Returning to Work

One of the biggest challenges for parents is balancing the needs of their children, their careers, and their own needs. Managing a household and working takes a lot of organizational and communication skills, as well as a strong sense of priorities. As your child grows, the balance may shift and the issues change, but finding a way to manage the balance of work and family will remain important.


Whether this is your first child or your third, returning to work after a parental leave for childbirth or adoption can be a challenging time. Consider the following ideas to make the transition easier:

  • Before you return to work, have a family meeting to discuss the changes that will be coming
  • Ease yourself back into work by working part-time for a while, if possible
  • Talk to your supervisor about your workload and schedule needs
  • Talk to others at work who have returned after a parental leave for support
  • Realize that it may take time for everyone in the family to adjust

Returning or beginning to work after having been home for many years is a big change for you and your entire family. Good preparation and good communication within your family will help with the adjustment process. Consider the following tips:

  • Give chores to all family members. Responsibility and a sense of achievement are positive benefits even to young children. A three-year-old should be able to throw his or her own clothes in the laundry hamper.
  • Give yourself and your family plenty of time to adjust to your new schedule. Don't expect everyone to adjust all at once. Do praise their efforts. Try to catch your children doing things that are helpful and positive. Tell them how much you appreciate their help.
  • If possible, start slowly with a part- time job. Move to full-time work later.
  • Understand that you may feel guilt and the pull between your new job and your family’s needs. This is normal. Try to appreciate your own efforts towards supporting your family and doing a good job at work.
  • Look into books at your local library on this topic for yourself and your children.
  • Talk with friends who are balancing work and family needs for tips and advice.

Having one parent stay at home with their children during the day is an option for some families. This depends on their finances and work schedules. Many families have one parent work nights and the other work days.  A family with one parent at home may also have their child attend a part time program to give the child a chance to play with other children her own age.

Some issues to consider are:

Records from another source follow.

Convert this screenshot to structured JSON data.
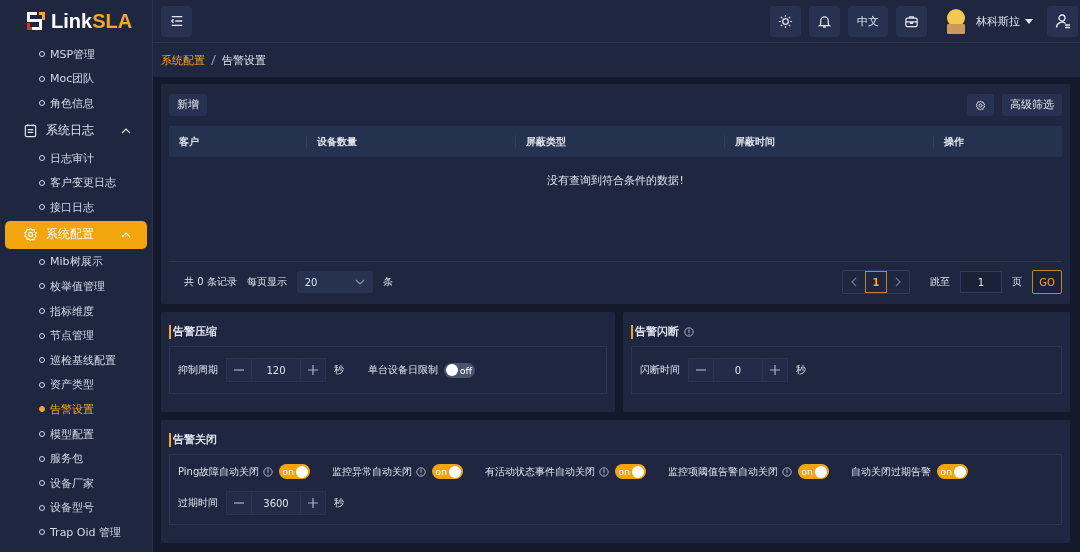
{
  "logo": {
    "part_a": "Link",
    "part_b": "SLA"
  },
  "sidebar": {
    "items": [
      {
        "kind": "sub",
        "label": "MSP管理",
        "selected": false
      },
      {
        "kind": "sub",
        "label": "Moc团队",
        "selected": false
      },
      {
        "kind": "sub",
        "label": "角色信息",
        "selected": false
      },
      {
        "kind": "group",
        "label": "系统日志",
        "expanded": true,
        "selected": false,
        "children": [
          {
            "label": "日志审计",
            "selected": false
          },
          {
            "label": "客户变更日志",
            "selected": false
          },
          {
            "label": "接口日志",
            "selected": false
          }
        ]
      },
      {
        "kind": "group",
        "label": "系统配置",
        "expanded": true,
        "selected": true,
        "children": [
          {
            "label": "Mib树展示",
            "selected": false
          },
          {
            "label": "枚举值管理",
            "selected": false
          },
          {
            "label": "指标维度",
            "selected": false
          },
          {
            "label": "节点管理",
            "selected": false
          },
          {
            "label": "巡检基线配置",
            "selected": false
          },
          {
            "label": "资产类型",
            "selected": false
          },
          {
            "label": "告警设置",
            "selected": true
          },
          {
            "label": "模型配置",
            "selected": false
          },
          {
            "label": "服务包",
            "selected": false
          },
          {
            "label": "设备厂家",
            "selected": false
          },
          {
            "label": "设备型号",
            "selected": false
          },
          {
            "label": "Trap Oid 管理",
            "selected": false
          }
        ]
      }
    ]
  },
  "topbar": {
    "language": "中文",
    "user_name": "林科斯拉"
  },
  "breadcrumb": [
    "系统配置",
    "告警设置"
  ],
  "table": {
    "add_button": "新增",
    "filter_button": "高级筛选",
    "columns": [
      "客户",
      "设备数量",
      "屏蔽类型",
      "屏蔽时间",
      "操作"
    ],
    "empty_text": "没有查询到符合条件的数据!",
    "pagination": {
      "total": "共 0 条记录",
      "page_size_label": "每页显示",
      "page_size": "20",
      "page_size_unit": "条",
      "pages": [
        {
          "label": "1",
          "selected": true
        }
      ],
      "jump_label": "跳至",
      "jump_value": "1",
      "jump_unit": "页",
      "go": "GO"
    }
  },
  "sections": [
    {
      "title": "告警压缩",
      "info": false,
      "fields": [
        {
          "kind": "stepper",
          "label": "抑制周期",
          "value": "120",
          "unit": "秒"
        },
        {
          "kind": "switch",
          "label": "单台设备日限制",
          "info": false,
          "on": false,
          "switch_text": "off"
        }
      ]
    },
    {
      "title": "告警闪断",
      "info": true,
      "fields": [
        {
          "kind": "stepper",
          "label": "闪断时间",
          "value": "0",
          "unit": "秒"
        }
      ]
    },
    {
      "title": "告警关闭",
      "info": false,
      "fields": [
        {
          "kind": "switch",
          "label": "Ping故障自动关闭",
          "info": true,
          "on": true,
          "switch_text": "on"
        },
        {
          "kind": "switch",
          "label": "监控异常自动关闭",
          "info": true,
          "on": true,
          "switch_text": "on"
        },
        {
          "kind": "switch",
          "label": "有活动状态事件自动关闭",
          "info": true,
          "on": true,
          "switch_text": "on"
        },
        {
          "kind": "switch",
          "label": "监控项阈值告警自动关闭",
          "info": true,
          "on": true,
          "switch_text": "on"
        },
        {
          "kind": "switch",
          "label": "自动关闭过期告警",
          "info": false,
          "on": true,
          "switch_text": "on"
        },
        {
          "kind": "break"
        },
        {
          "kind": "stepper",
          "label": "过期时间",
          "value": "3600",
          "unit": "秒"
        }
      ]
    }
  ]
}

  • Can your family afford to have one parent at home? Consider your monthly budget carefully.
  • If working opposite schedules, are you prepared to have limited time together as a family or a couple?
  • Do you tend to feel isolated when on your own during the day?
  • Do you have a career that you feel strongly about? Would it feel hard to take time off or leave it completely?
  • Do you think that it would benefit your child and your family to have one parent stay at home? In what ways?
  • Have you thought about ways to have your child interact with other children if you decide to stay at home?
Give chores to all family members. Responsibility and a sense of achievement are positive benefits even to young children